### Supplied information
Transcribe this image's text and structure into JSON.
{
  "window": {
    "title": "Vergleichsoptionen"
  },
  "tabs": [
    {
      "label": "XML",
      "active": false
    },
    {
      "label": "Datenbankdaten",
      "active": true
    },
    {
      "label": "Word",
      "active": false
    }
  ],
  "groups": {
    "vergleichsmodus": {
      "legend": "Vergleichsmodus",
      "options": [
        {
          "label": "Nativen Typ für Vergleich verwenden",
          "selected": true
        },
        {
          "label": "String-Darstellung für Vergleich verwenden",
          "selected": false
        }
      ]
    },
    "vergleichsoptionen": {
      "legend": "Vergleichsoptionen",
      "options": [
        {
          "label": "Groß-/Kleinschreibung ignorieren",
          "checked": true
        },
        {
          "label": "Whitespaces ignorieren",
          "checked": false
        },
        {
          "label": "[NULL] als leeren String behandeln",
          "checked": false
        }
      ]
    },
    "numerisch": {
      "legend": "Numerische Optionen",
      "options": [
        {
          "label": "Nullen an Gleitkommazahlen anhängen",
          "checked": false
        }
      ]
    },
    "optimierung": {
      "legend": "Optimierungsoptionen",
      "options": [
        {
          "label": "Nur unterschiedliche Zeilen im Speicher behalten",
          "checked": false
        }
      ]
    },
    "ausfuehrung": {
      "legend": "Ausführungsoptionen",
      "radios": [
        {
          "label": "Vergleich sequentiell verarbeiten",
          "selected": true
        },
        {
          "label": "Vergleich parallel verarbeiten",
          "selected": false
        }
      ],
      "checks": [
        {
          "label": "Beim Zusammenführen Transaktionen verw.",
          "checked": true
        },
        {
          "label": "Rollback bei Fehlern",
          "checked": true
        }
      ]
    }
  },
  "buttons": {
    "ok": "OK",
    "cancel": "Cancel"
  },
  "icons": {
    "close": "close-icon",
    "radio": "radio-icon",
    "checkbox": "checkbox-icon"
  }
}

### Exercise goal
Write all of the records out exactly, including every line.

### Answer below
Transcribe this image's text and structure into JSON.
{
  "window": {
    "title": "Vergleichsoptionen"
  },
  "tabs": [
    {
      "label": "XML",
      "active": false
    },
    {
      "label": "Datenbankdaten",
      "active": true
    },
    {
      "label": "Word",
      "active": false
    }
  ],
  "groups": {
    "vergleichsmodus": {
      "legend": "Vergleichsmodus",
      "options": [
        {
          "label": "Nativen Typ für Vergleich verwenden",
          "selected": true
        },
        {
          "label": "String-Darstellung für Vergleich verwenden",
          "selected": false
        }
      ]
    },
    "vergleichsoptionen": {
      "legend": "Vergleichsoptionen",
      "options": [
        {
          "label": "Groß-/Kleinschreibung ignorieren",
          "checked": true
        },
        {
          "label": "Whitespaces ignorieren",
          "checked": false
        },
        {
          "label": "[NULL] als leeren String behandeln",
          "checked": false
        }
      ]
    },
    "numerisch": {
      "legend": "Numerische Optionen",
      "options": [
        {
          "label": "Nullen an Gleitkommazahlen anhängen",
          "checked": false
        }
      ]
    },
    "optimierung": {
      "legend": "Optimierungsoptionen",
      "options": [
        {
          "label": "Nur unterschiedliche Zeilen im Speicher behalten",
          "checked": false
        }
      ]
    },
    "ausfuehrung": {
      "legend": "Ausführungsoptionen",
      "radios": [
        {
          "label": "Vergleich sequentiell verarbeiten",
          "selected": true
        },
        {
          "label": "Vergleich parallel verarbeiten",
          "selected": false
        }
      ],
      "checks": [
        {
          "label": "Beim Zusammenführen Transaktionen verw.",
          "checked": true
        },
        {
          "label": "Rollback bei Fehlern",
          "checked": true
        }
      ]
    }
  },
  "buttons": {
    "ok": "OK",
    "cancel": "Cancel"
  },
  "icons": {
    "close": "close-icon",
    "radio": "radio-icon",
    "checkbox": "checkbox-icon"
  }
}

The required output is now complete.